Start of Block

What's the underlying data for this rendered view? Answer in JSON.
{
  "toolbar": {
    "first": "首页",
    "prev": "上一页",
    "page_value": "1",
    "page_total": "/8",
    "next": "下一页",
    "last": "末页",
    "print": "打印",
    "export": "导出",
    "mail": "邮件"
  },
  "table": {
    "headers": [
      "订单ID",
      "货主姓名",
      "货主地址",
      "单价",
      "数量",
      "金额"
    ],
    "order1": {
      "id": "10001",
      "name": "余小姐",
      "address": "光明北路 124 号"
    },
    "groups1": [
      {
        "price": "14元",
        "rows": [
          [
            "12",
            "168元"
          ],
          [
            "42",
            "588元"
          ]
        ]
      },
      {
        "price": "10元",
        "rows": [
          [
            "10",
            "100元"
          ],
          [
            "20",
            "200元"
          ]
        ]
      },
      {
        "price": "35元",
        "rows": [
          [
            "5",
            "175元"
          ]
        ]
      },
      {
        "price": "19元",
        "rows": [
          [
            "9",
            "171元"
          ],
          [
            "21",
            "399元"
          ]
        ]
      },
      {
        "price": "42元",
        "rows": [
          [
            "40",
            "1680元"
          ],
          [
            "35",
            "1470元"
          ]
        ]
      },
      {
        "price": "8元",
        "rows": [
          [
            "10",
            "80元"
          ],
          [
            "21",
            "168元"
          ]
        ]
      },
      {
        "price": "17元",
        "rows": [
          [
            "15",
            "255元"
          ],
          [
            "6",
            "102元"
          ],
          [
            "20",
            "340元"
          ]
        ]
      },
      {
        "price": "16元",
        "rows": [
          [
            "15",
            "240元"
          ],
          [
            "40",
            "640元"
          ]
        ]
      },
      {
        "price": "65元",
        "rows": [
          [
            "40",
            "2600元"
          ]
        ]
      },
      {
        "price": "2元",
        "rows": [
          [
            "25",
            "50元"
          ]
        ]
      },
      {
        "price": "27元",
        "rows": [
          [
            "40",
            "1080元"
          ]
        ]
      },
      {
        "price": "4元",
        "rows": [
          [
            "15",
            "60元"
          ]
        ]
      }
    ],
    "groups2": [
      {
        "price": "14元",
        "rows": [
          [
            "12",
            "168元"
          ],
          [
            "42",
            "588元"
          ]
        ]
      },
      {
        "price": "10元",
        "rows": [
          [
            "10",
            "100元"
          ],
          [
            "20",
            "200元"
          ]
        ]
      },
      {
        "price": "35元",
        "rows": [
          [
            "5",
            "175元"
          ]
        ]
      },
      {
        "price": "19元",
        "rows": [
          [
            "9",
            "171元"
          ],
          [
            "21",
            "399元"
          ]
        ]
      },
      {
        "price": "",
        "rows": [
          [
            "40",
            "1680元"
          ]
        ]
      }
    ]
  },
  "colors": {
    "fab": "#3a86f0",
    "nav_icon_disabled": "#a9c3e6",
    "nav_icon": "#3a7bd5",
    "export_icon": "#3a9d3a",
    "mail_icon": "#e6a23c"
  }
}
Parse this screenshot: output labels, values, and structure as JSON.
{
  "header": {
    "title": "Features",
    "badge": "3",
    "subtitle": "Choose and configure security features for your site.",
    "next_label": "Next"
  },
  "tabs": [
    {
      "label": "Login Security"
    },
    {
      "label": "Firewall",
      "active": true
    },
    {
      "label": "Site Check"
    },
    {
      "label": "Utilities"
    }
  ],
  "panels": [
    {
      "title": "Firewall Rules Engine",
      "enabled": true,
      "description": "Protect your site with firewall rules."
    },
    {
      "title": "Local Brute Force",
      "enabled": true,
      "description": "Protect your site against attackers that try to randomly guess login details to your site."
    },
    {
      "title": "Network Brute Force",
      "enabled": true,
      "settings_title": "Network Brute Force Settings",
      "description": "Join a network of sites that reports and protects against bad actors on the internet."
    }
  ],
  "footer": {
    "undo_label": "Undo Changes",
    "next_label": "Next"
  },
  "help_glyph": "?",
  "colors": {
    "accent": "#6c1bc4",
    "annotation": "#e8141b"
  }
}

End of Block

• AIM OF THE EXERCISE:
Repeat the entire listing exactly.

• SOLVED PROBLEM:
What's the underlying data for this rendered view? Answer in JSON.
{
  "toolbar": {
    "first": "首页",
    "prev": "上一页",
    "page_value": "1",
    "page_total": "/8",
    "next": "下一页",
    "last": "末页",
    "print": "打印",
    "export": "导出",
    "mail": "邮件"
  },
  "table": {
    "headers": [
      "订单ID",
      "货主姓名",
      "货主地址",
      "单价",
      "数量",
      "金额"
    ],
    "order1": {
      "id": "10001",
      "name": "余小姐",
      "address": "光明北路 124 号"
    },
    "groups1": [
      {
        "price": "14元",
        "rows": [
          [
            "12",
            "168元"
          ],
          [
            "42",
            "588元"
          ]
        ]
      },
      {
        "price": "10元",
        "rows": [
          [
            "10",
            "100元"
          ],
          [
            "20",
            "200元"
          ]
        ]
      },
      {
        "price": "35元",
        "rows": [
          [
            "5",
            "175元"
          ]
        ]
      },
      {
        "price": "19元",
        "rows": [
          [
            "9",
            "171元"
          ],
          [
            "21",
            "399元"
          ]
        ]
      },
      {
        "price": "42元",
        "rows": [
          [
            "40",
            "1680元"
          ],
          [
            "35",
            "1470元"
          ]
        ]
      },
      {
        "price": "8元",
        "rows": [
          [
            "10",
            "80元"
          ],
          [
            "21",
            "168元"
          ]
        ]
      },
      {
        "price": "17元",
        "rows": [
          [
            "15",
            "255元"
          ],
          [
            "6",
            "102元"
          ],
          [
            "20",
            "340元"
          ]
        ]
      },
      {
        "price": "16元",
        "rows": [
          [
            "15",
            "240元"
          ],
          [
            "40",
            "640元"
          ]
        ]
      },
      {
        "price": "65元",
        "rows": [
          [
            "40",
            "2600元"
          ]
        ]
      },
      {
        "price": "2元",
        "rows": [
          [
            "25",
            "50元"
          ]
        ]
      },
      {
        "price": "27元",
        "rows": [
          [
            "40",
            "1080元"
          ]
        ]
      },
      {
        "price": "4元",
        "rows": [
          [
            "15",
            "60元"
          ]
        ]
      }
    ],
    "groups2": [
      {
        "price": "14元",
        "rows": [
          [
            "12",
            "168元"
          ],
          [
            "42",
            "588元"
          ]
        ]
      },
      {
        "price": "10元",
        "rows": [
          [
            "10",
            "100元"
          ],
          [
            "20",
            "200元"
          ]
        ]
      },
      {
        "price": "35元",
        "rows": [
          [
            "5",
            "175元"
          ]
        ]
      },
      {
        "price": "19元",
        "rows": [
          [
            "9",
            "171元"
          ],
          [
            "21",
            "399元"
          ]
        ]
      },
      {
        "price": "",
        "rows": [
          [
            "40",
            "1680元"
          ]
        ]
      }
    ]
  },
  "colors": {
    "fab": "#3a86f0",
    "nav_icon_disabled": "#a9c3e6",
    "nav_icon": "#3a7bd5",
    "export_icon": "#3a9d3a",
    "mail_icon": "#e6a23c"
  }
}
Parse this screenshot: output labels, values, and structure as JSON.
{
  "header": {
    "title": "Features",
    "badge": "3",
    "subtitle": "Choose and configure security features for your site.",
    "next_label": "Next"
  },
  "tabs": [
    {
      "label": "Login Security"
    },
    {
      "label": "Firewall",
      "active": true
    },
    {
      "label": "Site Check"
    },
    {
      "label": "Utilities"
    }
  ],
  "panels": [
    {
      "title": "Firewall Rules Engine",
      "enabled": true,
      "description": "Protect your site with firewall rules."
    },
    {
      "title": "Local Brute Force",
      "enabled": true,
      "description": "Protect your site against attackers that try to randomly guess login details to your site."
    },
    {
      "title": "Network Brute Force",
      "enabled": true,
      "settings_title": "Network Brute Force Settings",
      "description": "Join a network of sites that reports and protects against bad actors on the internet."
    }
  ],
  "footer": {
    "undo_label": "Undo Changes",
    "next_label": "Next"
  },
  "help_glyph": "?",
  "colors": {
    "accent": "#6c1bc4",
    "annotation": "#e8141b"
  }
}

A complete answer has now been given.